[Excerpts from an interface dataset]
%%

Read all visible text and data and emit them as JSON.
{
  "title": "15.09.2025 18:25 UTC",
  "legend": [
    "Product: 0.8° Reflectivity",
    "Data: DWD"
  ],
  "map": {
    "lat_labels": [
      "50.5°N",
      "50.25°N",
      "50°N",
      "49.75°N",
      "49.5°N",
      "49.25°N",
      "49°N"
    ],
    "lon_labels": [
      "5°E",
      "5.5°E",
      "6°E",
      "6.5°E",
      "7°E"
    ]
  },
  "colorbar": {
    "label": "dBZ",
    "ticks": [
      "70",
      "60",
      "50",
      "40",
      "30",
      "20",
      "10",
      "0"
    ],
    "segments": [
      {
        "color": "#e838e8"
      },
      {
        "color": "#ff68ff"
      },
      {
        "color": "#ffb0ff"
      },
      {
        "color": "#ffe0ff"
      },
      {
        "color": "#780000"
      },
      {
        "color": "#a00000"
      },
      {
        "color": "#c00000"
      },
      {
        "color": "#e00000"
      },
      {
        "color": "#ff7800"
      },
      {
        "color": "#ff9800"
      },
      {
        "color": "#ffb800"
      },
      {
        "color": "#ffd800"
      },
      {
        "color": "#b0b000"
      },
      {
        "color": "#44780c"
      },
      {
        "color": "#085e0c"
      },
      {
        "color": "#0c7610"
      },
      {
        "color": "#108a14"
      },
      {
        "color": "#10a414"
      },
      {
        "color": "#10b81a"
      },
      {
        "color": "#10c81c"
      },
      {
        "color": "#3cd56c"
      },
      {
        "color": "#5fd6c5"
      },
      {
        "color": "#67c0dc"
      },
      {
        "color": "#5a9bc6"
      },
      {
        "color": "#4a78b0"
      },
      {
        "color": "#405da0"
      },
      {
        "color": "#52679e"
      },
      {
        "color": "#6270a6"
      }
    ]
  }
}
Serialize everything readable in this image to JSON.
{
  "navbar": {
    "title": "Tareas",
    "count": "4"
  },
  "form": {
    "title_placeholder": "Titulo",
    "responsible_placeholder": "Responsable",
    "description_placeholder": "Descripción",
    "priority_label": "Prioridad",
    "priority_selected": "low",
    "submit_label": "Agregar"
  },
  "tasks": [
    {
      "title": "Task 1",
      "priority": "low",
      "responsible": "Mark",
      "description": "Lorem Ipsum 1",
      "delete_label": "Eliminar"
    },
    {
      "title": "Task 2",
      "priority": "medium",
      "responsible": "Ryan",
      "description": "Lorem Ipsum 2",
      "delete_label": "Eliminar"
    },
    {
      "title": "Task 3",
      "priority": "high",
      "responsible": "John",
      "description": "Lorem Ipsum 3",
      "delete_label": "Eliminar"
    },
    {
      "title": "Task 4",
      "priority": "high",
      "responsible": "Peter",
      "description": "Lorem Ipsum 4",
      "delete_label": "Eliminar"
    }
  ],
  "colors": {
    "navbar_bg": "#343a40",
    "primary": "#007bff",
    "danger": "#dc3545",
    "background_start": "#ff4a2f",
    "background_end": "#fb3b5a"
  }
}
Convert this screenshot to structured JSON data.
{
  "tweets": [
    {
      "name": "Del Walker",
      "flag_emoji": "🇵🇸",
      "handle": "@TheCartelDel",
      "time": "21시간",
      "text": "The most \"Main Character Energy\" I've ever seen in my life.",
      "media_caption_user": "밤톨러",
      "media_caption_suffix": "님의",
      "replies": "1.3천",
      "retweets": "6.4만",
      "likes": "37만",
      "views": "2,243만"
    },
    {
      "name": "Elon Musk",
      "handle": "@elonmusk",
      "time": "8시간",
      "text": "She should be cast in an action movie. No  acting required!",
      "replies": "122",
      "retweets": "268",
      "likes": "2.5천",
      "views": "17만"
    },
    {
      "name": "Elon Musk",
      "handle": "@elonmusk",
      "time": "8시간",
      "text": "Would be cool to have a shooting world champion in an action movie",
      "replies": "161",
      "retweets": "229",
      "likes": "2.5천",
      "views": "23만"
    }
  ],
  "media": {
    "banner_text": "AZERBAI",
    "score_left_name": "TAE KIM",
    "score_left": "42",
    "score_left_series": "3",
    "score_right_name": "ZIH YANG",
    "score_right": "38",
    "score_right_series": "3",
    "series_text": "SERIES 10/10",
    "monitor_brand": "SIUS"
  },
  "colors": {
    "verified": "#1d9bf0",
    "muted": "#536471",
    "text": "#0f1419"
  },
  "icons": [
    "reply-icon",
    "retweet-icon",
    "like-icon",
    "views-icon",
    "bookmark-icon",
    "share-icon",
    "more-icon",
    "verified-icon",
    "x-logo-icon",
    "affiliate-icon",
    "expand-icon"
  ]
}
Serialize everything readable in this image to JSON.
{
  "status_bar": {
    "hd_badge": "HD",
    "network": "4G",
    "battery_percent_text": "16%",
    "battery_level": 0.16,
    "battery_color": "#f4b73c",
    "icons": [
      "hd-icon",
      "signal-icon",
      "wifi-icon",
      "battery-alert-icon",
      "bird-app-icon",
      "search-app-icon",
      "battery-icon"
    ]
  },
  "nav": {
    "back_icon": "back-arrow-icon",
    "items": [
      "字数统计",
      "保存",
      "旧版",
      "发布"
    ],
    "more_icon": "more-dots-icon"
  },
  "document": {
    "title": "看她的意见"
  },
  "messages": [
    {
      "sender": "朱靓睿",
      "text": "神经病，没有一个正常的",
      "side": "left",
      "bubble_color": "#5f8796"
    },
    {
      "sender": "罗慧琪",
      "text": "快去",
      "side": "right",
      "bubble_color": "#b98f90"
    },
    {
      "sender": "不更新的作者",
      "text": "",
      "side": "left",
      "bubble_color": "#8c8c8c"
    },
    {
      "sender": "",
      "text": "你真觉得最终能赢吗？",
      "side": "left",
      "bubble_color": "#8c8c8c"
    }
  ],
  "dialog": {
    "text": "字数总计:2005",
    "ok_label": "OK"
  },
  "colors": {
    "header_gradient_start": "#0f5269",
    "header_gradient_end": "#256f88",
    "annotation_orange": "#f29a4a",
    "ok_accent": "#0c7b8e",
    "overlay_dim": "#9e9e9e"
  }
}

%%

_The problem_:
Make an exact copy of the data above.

_Answer section_:
Read all visible text and data and emit them as JSON.
{
  "title": "15.09.2025 18:25 UTC",
  "legend": [
    "Product: 0.8° Reflectivity",
    "Data: DWD"
  ],
  "map": {
    "lat_labels": [
      "50.5°N",
      "50.25°N",
      "50°N",
      "49.75°N",
      "49.5°N",
      "49.25°N",
      "49°N"
    ],
    "lon_labels": [
      "5°E",
      "5.5°E",
      "6°E",
      "6.5°E",
      "7°E"
    ]
  },
  "colorbar": {
    "label": "dBZ",
    "ticks": [
      "70",
      "60",
      "50",
      "40",
      "30",
      "20",
      "10",
      "0"
    ],
    "segments": [
      {
        "color": "#e838e8"
      },
      {
        "color": "#ff68ff"
      },
      {
        "color": "#ffb0ff"
      },
      {
        "color": "#ffe0ff"
      },
      {
        "color": "#780000"
      },
      {
        "color": "#a00000"
      },
      {
        "color": "#c00000"
      },
      {
        "color": "#e00000"
      },
      {
        "color": "#ff7800"
      },
      {
        "color": "#ff9800"
      },
      {
        "color": "#ffb800"
      },
      {
        "color": "#ffd800"
      },
      {
        "color": "#b0b000"
      },
      {
        "color": "#44780c"
      },
      {
        "color": "#085e0c"
      },
      {
        "color": "#0c7610"
      },
      {
        "color": "#108a14"
      },
      {
        "color": "#10a414"
      },
      {
        "color": "#10b81a"
      },
      {
        "color": "#10c81c"
      },
      {
        "color": "#3cd56c"
      },
      {
        "color": "#5fd6c5"
      },
      {
        "color": "#67c0dc"
      },
      {
        "color": "#5a9bc6"
      },
      {
        "color": "#4a78b0"
      },
      {
        "color": "#405da0"
      },
      {
        "color": "#52679e"
      },
      {
        "color": "#6270a6"
      }
    ]
  }
}
Serialize everything readable in this image to JSON.
{
  "navbar": {
    "title": "Tareas",
    "count": "4"
  },
  "form": {
    "title_placeholder": "Titulo",
    "responsible_placeholder": "Responsable",
    "description_placeholder": "Descripción",
    "priority_label": "Prioridad",
    "priority_selected": "low",
    "submit_label": "Agregar"
  },
  "tasks": [
    {
      "title": "Task 1",
      "priority": "low",
      "responsible": "Mark",
      "description": "Lorem Ipsum 1",
      "delete_label": "Eliminar"
    },
    {
      "title": "Task 2",
      "priority": "medium",
      "responsible": "Ryan",
      "description": "Lorem Ipsum 2",
      "delete_label": "Eliminar"
    },
    {
      "title": "Task 3",
      "priority": "high",
      "responsible": "John",
      "description": "Lorem Ipsum 3",
      "delete_label": "Eliminar"
    },
    {
      "title": "Task 4",
      "priority": "high",
      "responsible": "Peter",
      "description": "Lorem Ipsum 4",
      "delete_label": "Eliminar"
    }
  ],
  "colors": {
    "navbar_bg": "#343a40",
    "primary": "#007bff",
    "danger": "#dc3545",
    "background_start": "#ff4a2f",
    "background_end": "#fb3b5a"
  }
}
Convert this screenshot to structured JSON data.
{
  "tweets": [
    {
      "name": "Del Walker",
      "flag_emoji": "🇵🇸",
      "handle": "@TheCartelDel",
      "time": "21시간",
      "text": "The most \"Main Character Energy\" I've ever seen in my life.",
      "media_caption_user": "밤톨러",
      "media_caption_suffix": "님의",
      "replies": "1.3천",
      "retweets": "6.4만",
      "likes": "37만",
      "views": "2,243만"
    },
    {
      "name": "Elon Musk",
      "handle": "@elonmusk",
      "time": "8시간",
      "text": "She should be cast in an action movie. No  acting required!",
      "replies": "122",
      "retweets": "268",
      "likes": "2.5천",
      "views": "17만"
    },
    {
      "name": "Elon Musk",
      "handle": "@elonmusk",
      "time": "8시간",
      "text": "Would be cool to have a shooting world champion in an action movie",
      "replies": "161",
      "retweets": "229",
      "likes": "2.5천",
      "views": "23만"
    }
  ],
  "media": {
    "banner_text": "AZERBAI",
    "score_left_name": "TAE KIM",
    "score_left": "42",
    "score_left_series": "3",
    "score_right_name": "ZIH YANG",
    "score_right": "38",
    "score_right_series": "3",
    "series_text": "SERIES 10/10",
    "monitor_brand": "SIUS"
  },
  "colors": {
    "verified": "#1d9bf0",
    "muted": "#536471",
    "text": "#0f1419"
  },
  "icons": [
    "reply-icon",
    "retweet-icon",
    "like-icon",
    "views-icon",
    "bookmark-icon",
    "share-icon",
    "more-icon",
    "verified-icon",
    "x-logo-icon",
    "affiliate-icon",
    "expand-icon"
  ]
}
Serialize everything readable in this image to JSON.
{
  "status_bar": {
    "hd_badge": "HD",
    "network": "4G",
    "battery_percent_text": "16%",
    "battery_level": 0.16,
    "battery_color": "#f4b73c",
    "icons": [
      "hd-icon",
      "signal-icon",
      "wifi-icon",
      "battery-alert-icon",
      "bird-app-icon",
      "search-app-icon",
      "battery-icon"
    ]
  },
  "nav": {
    "back_icon": "back-arrow-icon",
    "items": [
      "字数统计",
      "保存",
      "旧版",
      "发布"
    ],
    "more_icon": "more-dots-icon"
  },
  "document": {
    "title": "看她的意见"
  },
  "messages": [
    {
      "sender": "朱靓睿",
      "text": "神经病，没有一个正常的",
      "side": "left",
      "bubble_color": "#5f8796"
    },
    {
      "sender": "罗慧琪",
      "text": "快去",
      "side": "right",
      "bubble_color": "#b98f90"
    },
    {
      "sender": "不更新的作者",
      "text": "",
      "side": "left",
      "bubble_color": "#8c8c8c"
    },
    {
      "sender": "",
      "text": "你真觉得最终能赢吗？",
      "side": "left",
      "bubble_color": "#8c8c8c"
    }
  ],
  "dialog": {
    "text": "字数总计:2005",
    "ok_label": "OK"
  },
  "colors": {
    "header_gradient_start": "#0f5269",
    "header_gradient_end": "#256f88",
    "annotation_orange": "#f29a4a",
    "ok_accent": "#0c7b8e",
    "overlay_dim": "#9e9e9e"
  }
}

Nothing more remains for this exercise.